## Task statement:
Your task is to copy each line of the material below that includes "GroupRowsList".

## The input:
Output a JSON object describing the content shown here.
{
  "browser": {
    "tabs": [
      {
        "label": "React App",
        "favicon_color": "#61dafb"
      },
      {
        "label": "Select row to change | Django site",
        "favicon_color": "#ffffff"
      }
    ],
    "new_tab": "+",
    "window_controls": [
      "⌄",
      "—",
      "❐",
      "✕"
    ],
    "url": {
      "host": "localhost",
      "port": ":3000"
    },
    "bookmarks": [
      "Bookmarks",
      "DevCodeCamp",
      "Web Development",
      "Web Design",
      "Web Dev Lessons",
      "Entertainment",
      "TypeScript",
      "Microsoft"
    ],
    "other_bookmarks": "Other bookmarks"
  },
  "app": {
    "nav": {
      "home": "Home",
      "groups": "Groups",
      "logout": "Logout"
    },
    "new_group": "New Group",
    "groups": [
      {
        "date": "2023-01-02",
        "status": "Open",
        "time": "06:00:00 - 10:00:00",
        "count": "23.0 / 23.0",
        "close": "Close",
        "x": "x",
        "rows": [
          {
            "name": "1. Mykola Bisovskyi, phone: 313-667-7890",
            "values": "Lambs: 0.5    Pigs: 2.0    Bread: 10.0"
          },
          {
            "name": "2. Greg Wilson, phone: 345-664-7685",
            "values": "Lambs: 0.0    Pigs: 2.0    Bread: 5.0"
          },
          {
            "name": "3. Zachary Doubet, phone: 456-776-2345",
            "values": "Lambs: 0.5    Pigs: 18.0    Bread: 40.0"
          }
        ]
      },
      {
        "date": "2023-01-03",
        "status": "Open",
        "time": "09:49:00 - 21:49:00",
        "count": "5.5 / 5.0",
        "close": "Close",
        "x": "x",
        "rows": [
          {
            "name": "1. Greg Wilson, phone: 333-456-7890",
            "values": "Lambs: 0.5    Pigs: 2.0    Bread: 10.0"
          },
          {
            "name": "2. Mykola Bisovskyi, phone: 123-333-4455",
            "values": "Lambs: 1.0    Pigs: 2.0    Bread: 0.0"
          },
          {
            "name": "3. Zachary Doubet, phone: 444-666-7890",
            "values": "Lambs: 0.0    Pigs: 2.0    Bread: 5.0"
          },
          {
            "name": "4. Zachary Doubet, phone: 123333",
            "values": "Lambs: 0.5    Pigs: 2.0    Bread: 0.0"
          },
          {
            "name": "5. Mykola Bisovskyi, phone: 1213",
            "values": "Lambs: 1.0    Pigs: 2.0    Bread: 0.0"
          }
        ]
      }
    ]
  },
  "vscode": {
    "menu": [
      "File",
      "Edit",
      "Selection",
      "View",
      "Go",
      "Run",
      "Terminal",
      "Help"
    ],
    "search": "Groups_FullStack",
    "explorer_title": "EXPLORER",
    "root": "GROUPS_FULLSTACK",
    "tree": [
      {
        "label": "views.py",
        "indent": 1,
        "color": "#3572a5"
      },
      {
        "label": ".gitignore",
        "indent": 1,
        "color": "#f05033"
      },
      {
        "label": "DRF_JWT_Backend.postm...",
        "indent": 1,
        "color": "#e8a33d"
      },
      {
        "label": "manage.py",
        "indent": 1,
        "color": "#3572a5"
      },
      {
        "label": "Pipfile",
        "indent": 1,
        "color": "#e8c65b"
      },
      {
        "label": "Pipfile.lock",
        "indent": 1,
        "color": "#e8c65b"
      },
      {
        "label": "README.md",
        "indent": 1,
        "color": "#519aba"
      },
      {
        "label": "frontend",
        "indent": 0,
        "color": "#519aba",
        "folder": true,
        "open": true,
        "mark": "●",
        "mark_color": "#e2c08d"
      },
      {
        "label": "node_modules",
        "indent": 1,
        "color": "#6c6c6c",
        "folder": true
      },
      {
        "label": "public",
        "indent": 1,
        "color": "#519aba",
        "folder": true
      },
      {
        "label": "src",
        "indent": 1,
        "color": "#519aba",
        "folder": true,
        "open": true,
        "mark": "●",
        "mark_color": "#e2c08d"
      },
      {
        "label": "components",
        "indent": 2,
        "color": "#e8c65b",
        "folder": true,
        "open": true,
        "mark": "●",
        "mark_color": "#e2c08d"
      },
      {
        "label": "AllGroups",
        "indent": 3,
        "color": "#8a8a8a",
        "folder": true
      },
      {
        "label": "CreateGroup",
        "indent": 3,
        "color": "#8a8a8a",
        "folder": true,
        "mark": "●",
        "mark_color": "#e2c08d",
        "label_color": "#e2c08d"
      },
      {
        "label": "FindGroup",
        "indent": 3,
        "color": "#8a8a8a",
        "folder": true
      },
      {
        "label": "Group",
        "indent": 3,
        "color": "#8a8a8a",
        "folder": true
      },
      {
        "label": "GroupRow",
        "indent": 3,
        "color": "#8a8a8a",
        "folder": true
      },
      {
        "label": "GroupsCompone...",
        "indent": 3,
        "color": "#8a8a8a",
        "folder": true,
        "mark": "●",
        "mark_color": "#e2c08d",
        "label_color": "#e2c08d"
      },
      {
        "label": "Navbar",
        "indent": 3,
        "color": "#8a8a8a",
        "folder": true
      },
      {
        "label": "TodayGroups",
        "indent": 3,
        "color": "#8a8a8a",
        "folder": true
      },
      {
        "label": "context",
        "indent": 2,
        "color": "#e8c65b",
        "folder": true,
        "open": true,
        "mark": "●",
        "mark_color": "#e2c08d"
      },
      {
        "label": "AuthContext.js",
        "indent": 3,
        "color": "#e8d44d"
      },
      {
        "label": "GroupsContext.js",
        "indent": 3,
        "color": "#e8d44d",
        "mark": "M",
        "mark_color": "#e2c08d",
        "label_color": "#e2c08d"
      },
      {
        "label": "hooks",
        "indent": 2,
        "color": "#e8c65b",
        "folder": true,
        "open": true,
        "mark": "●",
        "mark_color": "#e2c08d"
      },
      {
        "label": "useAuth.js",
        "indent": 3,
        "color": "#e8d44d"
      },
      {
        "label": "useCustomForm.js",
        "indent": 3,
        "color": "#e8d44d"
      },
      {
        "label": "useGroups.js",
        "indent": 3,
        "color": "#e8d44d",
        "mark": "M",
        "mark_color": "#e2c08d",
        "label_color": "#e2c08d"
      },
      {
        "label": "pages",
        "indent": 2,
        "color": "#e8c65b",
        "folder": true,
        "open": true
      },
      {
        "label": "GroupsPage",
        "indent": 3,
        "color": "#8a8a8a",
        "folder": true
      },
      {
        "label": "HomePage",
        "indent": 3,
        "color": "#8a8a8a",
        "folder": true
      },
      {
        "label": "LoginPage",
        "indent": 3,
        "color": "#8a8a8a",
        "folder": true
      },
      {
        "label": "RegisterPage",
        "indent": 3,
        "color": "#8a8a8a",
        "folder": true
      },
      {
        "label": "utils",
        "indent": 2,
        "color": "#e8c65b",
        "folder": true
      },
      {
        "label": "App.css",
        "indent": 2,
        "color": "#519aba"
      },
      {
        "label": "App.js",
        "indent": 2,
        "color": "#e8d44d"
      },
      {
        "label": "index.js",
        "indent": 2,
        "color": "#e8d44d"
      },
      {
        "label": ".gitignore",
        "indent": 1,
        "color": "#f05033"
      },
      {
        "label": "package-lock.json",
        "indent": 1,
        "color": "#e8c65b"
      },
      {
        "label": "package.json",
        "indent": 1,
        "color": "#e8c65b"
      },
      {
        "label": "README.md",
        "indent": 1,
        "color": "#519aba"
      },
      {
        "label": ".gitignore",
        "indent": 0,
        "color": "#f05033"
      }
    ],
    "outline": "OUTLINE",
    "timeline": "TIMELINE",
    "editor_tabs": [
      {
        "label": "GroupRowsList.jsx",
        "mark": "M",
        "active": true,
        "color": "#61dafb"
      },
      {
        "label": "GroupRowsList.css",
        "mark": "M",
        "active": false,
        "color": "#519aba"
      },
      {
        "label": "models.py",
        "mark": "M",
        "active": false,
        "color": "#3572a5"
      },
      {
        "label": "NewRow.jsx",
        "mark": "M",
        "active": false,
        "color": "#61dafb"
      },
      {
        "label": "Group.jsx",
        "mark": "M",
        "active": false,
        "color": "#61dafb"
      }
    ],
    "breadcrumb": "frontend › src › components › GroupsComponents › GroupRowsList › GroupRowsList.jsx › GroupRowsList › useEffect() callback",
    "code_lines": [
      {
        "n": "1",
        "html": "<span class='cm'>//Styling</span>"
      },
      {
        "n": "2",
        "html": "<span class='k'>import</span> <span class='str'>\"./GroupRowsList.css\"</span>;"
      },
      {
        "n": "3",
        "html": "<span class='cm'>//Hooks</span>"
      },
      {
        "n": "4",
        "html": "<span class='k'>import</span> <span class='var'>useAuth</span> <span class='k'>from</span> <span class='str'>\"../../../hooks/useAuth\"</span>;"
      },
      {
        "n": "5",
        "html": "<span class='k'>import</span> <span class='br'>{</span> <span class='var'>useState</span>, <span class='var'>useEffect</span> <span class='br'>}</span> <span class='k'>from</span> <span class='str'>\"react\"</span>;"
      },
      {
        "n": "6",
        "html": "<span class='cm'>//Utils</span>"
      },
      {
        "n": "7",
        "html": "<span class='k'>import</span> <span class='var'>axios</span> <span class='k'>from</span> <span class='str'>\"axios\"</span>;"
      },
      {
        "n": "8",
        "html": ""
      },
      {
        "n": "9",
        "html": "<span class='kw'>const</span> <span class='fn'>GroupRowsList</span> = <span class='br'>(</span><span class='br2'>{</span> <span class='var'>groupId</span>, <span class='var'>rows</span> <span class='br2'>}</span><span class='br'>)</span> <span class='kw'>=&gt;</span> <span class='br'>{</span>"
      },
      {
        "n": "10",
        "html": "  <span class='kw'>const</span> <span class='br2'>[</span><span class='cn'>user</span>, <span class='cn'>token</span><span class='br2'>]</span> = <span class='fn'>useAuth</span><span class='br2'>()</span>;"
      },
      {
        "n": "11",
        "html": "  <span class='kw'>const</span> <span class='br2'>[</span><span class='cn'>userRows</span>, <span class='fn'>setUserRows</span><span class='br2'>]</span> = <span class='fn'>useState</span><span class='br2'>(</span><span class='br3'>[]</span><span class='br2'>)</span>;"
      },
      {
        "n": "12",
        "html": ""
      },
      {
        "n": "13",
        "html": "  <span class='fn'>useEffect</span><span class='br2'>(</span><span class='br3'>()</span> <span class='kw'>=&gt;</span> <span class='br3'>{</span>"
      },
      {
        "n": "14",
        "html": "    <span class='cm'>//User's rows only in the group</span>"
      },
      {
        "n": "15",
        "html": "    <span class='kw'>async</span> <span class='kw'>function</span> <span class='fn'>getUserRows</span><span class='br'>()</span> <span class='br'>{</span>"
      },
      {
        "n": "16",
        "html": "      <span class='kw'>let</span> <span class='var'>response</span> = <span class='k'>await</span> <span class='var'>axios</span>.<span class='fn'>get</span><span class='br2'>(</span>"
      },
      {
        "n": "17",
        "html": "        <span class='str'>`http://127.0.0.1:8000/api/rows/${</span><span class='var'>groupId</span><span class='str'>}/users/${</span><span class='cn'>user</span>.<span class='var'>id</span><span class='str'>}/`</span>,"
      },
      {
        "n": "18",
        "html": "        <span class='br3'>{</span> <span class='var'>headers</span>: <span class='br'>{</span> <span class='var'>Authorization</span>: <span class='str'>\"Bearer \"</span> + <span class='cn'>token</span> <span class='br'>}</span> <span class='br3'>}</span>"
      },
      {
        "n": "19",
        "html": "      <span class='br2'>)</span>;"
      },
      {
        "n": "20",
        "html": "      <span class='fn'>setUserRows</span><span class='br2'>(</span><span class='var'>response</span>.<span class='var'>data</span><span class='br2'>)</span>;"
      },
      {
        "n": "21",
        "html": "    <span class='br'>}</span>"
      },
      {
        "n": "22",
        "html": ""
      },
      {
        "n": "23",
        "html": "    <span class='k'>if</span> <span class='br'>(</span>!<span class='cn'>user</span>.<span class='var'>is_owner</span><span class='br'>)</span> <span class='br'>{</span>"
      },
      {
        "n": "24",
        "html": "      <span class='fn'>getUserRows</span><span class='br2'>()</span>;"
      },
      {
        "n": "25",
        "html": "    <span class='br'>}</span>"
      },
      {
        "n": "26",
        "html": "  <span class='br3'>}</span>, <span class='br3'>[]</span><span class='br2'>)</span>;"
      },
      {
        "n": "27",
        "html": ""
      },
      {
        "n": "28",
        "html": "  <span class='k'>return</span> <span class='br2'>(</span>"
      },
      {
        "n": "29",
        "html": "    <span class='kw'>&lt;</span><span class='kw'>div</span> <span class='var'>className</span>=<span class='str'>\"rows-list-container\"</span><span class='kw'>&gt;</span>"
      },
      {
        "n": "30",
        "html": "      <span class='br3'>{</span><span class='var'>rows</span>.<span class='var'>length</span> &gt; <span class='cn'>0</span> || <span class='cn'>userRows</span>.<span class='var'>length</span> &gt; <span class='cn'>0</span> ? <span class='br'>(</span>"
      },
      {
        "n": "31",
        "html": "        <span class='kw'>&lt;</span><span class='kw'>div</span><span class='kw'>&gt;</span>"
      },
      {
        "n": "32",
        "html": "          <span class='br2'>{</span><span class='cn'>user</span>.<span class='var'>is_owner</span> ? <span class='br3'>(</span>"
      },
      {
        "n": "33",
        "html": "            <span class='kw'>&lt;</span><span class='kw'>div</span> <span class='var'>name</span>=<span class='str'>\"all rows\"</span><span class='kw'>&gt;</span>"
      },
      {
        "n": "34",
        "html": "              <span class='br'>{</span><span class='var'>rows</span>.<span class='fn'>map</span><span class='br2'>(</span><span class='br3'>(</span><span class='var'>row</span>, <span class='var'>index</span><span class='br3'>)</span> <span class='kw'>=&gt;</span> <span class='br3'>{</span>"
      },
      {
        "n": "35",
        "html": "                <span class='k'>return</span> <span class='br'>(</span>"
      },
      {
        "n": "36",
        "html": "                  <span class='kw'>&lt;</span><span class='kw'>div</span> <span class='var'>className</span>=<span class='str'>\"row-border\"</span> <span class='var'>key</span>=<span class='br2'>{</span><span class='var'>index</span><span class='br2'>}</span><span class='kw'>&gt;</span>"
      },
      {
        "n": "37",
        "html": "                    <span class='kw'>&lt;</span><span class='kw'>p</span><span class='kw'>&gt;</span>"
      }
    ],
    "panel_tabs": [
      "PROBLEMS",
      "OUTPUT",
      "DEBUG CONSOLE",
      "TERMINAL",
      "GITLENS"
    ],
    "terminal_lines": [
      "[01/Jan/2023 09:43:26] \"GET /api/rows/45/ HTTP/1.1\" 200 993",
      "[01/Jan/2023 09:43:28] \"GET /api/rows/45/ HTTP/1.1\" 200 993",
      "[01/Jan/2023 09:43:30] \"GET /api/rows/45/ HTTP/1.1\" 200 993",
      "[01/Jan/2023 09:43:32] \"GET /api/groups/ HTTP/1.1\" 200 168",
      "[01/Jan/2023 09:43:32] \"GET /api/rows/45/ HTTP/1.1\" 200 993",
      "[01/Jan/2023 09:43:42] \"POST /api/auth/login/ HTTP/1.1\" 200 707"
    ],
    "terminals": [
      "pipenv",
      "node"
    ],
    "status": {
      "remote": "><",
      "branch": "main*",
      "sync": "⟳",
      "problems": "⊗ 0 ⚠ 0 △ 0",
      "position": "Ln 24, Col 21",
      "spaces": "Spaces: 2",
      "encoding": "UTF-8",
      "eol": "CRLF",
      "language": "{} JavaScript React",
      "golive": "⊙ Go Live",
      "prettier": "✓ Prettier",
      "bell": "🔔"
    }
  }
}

## Finished exercise:
        "label": "GroupRowsList.jsx",
        "label": "GroupRowsList.css",
    "breadcrumb": "frontend › src › components › GroupsComponents › GroupRowsList › GroupRowsList.jsx › GroupRowsList › useEffect() callback",
        "html": "<span class='k'>import</span> <span class='str'>\"./GroupRowsList.css\"</span>;"
        "html": "<span class='kw'>const</span> <span class='fn'>GroupRowsList</span> = <span class='br'>(</span><span class='br2'>{</span> <span class='var'>groupId</span>, <span class='var'>rows</span> <span class='br2'>}</span><span class='br'>)</span> <span class='kw'>=&gt;</span> <span class='br'>{</span>"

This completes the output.